> [What the exercise asks]: The answer must be every line from the listing that holds the string "icon".

> [Data provided]:
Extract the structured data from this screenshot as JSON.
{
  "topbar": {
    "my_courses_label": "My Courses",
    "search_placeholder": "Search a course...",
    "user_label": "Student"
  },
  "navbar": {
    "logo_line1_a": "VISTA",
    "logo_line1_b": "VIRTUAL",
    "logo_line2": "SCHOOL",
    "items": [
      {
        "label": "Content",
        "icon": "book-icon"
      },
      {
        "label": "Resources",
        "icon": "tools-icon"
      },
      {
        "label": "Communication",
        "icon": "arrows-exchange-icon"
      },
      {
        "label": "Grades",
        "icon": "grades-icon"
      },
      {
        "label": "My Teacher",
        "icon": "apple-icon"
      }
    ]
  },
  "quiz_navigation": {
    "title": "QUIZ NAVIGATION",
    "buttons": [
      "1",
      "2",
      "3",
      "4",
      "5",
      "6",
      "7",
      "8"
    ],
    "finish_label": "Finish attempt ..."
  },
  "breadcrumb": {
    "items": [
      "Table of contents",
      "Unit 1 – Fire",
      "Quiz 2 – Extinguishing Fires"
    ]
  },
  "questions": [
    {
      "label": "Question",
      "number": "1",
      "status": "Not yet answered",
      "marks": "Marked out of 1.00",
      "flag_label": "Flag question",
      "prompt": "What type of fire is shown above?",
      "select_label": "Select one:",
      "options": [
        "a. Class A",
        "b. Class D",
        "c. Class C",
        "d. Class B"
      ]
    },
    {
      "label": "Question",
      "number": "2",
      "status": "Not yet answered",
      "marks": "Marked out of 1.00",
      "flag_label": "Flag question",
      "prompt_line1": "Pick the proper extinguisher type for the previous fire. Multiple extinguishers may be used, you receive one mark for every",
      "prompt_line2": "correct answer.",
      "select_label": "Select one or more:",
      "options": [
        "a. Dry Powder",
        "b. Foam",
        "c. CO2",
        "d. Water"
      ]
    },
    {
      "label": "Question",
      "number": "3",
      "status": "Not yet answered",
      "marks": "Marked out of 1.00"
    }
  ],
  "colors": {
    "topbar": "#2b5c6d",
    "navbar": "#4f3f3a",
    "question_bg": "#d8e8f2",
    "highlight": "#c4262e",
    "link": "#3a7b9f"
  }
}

> [Output below]:
        "icon": "book-icon"
        "icon": "tools-icon"
        "icon": "arrows-exchange-icon"
        "icon": "grades-icon"
        "icon": "apple-icon"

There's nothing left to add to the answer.